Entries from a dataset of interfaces
* * * * * * *

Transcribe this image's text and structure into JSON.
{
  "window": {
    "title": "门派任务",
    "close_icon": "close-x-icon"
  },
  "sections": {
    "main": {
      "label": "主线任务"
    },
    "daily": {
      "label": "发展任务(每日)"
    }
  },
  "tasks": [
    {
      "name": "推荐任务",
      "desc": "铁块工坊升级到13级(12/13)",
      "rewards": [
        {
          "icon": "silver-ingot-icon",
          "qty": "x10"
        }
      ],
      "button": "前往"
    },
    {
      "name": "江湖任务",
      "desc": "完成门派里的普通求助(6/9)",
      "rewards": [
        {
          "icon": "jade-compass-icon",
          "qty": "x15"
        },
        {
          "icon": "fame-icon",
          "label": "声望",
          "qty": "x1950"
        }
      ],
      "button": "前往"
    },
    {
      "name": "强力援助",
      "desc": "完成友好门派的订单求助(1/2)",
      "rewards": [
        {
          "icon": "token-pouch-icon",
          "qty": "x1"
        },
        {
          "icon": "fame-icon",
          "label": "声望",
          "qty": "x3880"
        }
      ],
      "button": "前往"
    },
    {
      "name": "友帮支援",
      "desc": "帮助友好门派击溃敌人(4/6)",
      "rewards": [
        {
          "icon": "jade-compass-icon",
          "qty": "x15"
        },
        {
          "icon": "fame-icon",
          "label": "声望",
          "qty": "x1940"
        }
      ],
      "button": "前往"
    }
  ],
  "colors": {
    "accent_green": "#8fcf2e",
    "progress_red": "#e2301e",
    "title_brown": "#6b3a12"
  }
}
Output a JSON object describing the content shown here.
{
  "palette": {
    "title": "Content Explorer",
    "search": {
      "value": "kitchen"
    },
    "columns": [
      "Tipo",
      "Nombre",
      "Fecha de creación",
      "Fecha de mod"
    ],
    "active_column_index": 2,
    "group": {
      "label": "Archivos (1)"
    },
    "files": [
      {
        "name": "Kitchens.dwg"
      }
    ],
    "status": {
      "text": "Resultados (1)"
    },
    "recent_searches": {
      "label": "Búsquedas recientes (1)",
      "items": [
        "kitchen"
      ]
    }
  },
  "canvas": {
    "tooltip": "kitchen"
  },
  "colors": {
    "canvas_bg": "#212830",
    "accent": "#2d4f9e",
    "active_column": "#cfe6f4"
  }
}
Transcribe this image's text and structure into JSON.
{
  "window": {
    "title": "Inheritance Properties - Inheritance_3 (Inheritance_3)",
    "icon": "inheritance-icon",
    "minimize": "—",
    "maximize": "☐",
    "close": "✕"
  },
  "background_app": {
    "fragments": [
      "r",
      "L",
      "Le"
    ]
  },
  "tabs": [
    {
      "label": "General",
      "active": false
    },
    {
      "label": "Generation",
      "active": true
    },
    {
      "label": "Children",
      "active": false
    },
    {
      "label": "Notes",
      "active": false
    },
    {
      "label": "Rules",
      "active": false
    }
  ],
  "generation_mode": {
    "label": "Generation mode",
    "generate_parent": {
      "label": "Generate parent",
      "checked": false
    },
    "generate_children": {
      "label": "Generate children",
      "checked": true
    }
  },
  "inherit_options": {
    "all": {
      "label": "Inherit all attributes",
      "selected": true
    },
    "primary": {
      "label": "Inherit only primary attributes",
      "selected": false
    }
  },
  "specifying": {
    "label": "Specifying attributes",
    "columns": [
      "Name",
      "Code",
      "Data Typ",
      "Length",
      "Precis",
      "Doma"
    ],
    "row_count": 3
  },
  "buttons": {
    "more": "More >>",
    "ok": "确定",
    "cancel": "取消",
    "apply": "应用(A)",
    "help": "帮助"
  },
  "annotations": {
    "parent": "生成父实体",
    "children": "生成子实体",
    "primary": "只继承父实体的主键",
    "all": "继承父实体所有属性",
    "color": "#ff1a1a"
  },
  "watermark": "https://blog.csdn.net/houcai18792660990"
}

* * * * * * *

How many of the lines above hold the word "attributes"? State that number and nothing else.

*Task solution*. 3